About Camp Dogs
The term "Camp Dogs" is commonly used for all domestic dogs living in remote indigenous communities.
Our pups and dogs have either been found or surrendered so several dedicated individuals will temporarily care for and drive the dog's many hundreds of km's to get the dogs to Alice Springs for us to arrange flights.
Indigenous people who know of our work may surrender pups or dogs because they feel they have too many and want us to find a good home for the dog, even if it is in the cities. The dog's welfare is their concern.
Because of the remoteness of these communities, there were too many dogs (introduced by the white man when the indigenous people were moved to missions) but now vets, often volunteers, travel to these communities to desex and educate and offer additional vet treatment. Conditions are very basic and the vets have to be highly skilled to operate in such conditions.
However, the results have been very encouraging and the indigenous people have a very strong bond with their dogs. The dogs may not live in fenced yards, walked on leads, and fed on top-grade dog food but they are never alone.
They are of mixed breed and come in all shapes and sizes. Research suggests there is very little dingo DNA in these dogs now.
The dogs often look like working dog crosses but have never "worked a day in their lives" nor their great grandparents. DNA tests are undertaken by some camp dog owners and the results often look nothing like the dog causing much entertainment or disappointment that their dog is not a kelpie or a dingo!
So we state "mixed breed". As such, they usually live long and healthy lives with fewer health issues. However, we recommend any dog owner allows for unexpected and routine vet bills, rather than expensive pet paraphernalia or toys, etc Puppies love a cardboard box!!!

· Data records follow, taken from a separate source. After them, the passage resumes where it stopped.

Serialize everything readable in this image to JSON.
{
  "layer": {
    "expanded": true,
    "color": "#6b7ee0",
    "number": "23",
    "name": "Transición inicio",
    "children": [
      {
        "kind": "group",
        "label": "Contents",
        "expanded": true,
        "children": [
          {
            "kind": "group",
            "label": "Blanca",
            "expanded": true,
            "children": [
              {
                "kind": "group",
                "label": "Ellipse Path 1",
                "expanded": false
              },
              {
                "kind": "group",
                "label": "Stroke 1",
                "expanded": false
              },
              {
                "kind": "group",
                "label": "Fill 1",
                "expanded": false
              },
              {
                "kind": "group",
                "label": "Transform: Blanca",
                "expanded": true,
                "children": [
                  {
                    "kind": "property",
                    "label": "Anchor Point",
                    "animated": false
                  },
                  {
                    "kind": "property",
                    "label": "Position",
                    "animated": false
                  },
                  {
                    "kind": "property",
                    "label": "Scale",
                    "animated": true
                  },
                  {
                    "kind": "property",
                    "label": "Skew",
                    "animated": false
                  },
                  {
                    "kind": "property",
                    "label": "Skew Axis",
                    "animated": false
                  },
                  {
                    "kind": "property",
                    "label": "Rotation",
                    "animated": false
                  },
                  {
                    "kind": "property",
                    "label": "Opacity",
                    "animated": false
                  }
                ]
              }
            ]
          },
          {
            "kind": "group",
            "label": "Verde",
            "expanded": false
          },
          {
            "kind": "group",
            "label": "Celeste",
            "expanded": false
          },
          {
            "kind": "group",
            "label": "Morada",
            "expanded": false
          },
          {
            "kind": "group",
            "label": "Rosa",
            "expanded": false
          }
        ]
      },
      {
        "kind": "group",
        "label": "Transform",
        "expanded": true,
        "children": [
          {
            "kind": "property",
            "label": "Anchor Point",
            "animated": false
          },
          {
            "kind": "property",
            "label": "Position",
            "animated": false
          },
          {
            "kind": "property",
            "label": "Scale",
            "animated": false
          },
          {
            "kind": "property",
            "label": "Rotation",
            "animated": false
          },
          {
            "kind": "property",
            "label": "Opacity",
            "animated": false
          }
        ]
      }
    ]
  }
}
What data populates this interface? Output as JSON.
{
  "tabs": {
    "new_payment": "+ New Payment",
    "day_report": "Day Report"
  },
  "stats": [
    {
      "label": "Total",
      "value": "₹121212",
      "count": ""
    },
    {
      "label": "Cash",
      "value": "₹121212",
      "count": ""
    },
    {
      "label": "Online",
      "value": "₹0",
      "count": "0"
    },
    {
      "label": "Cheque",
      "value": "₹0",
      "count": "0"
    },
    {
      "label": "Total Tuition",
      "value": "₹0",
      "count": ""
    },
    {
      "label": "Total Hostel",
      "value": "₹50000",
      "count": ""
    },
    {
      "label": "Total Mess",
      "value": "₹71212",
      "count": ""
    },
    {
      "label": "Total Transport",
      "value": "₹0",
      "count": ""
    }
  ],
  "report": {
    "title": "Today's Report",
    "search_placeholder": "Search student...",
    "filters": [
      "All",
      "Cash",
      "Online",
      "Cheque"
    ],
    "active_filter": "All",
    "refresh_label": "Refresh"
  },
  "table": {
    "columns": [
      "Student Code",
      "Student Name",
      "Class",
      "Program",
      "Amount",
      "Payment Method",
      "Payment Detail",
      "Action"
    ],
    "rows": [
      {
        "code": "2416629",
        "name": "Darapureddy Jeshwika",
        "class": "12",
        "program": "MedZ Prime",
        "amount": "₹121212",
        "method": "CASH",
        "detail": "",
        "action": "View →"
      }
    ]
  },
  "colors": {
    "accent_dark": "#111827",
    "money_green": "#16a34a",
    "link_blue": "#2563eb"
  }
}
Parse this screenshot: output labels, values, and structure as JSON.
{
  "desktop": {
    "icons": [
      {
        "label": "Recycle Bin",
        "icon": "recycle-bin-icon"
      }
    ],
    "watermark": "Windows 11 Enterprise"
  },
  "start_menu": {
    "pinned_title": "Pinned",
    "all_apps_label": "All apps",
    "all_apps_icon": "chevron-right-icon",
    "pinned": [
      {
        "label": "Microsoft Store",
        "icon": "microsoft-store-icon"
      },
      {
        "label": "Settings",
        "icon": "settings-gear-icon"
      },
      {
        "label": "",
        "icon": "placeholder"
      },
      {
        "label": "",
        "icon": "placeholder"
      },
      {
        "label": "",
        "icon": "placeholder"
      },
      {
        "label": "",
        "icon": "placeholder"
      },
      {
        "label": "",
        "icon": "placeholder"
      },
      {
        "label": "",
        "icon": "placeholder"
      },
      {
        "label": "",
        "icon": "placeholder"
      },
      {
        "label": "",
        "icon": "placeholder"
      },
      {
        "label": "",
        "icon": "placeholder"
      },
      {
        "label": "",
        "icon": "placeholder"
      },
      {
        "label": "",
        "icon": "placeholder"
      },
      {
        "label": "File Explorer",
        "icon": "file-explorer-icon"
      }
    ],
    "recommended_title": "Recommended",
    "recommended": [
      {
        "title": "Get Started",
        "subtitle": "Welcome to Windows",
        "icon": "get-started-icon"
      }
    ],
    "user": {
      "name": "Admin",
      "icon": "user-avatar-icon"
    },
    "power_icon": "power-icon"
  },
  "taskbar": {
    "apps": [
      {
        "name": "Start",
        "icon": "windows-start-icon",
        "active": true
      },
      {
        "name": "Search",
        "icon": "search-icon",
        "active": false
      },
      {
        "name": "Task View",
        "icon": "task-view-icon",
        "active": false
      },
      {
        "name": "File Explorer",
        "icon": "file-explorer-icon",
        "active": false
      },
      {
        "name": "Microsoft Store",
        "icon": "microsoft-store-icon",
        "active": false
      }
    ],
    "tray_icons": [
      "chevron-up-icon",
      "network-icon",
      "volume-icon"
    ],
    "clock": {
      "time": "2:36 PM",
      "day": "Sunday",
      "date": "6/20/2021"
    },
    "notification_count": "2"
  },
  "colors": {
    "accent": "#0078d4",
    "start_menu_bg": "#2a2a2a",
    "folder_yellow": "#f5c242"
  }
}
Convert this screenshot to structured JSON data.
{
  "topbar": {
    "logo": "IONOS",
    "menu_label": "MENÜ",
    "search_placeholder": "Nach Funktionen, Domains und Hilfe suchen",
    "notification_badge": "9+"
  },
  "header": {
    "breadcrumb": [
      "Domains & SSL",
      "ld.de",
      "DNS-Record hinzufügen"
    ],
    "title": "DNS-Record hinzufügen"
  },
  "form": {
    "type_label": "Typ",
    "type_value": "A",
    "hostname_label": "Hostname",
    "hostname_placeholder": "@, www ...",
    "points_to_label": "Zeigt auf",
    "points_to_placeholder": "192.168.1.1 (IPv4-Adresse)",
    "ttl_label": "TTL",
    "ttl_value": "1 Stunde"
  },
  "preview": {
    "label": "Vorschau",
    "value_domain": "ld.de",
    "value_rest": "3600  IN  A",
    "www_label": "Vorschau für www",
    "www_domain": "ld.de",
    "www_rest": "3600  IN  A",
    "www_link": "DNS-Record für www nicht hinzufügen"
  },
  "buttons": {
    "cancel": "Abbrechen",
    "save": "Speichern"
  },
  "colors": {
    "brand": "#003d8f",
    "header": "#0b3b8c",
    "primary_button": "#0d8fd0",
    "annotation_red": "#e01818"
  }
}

Most of the dogs have had rich socialisation with other dogs, humans of all ages including children and often cats.
Like all dogs they need training and when young don't cope well with long hours alone. So they like city dogs benefit from dog walkers or doggie daycare if at home for long hours.
Older dogs may enjoy being the only dog and spending hrs alone if living with full-time workers.
The majority of our dogs end up with families, go to workplaces each day, some live happily in apartments or large properties. Some now live overseas.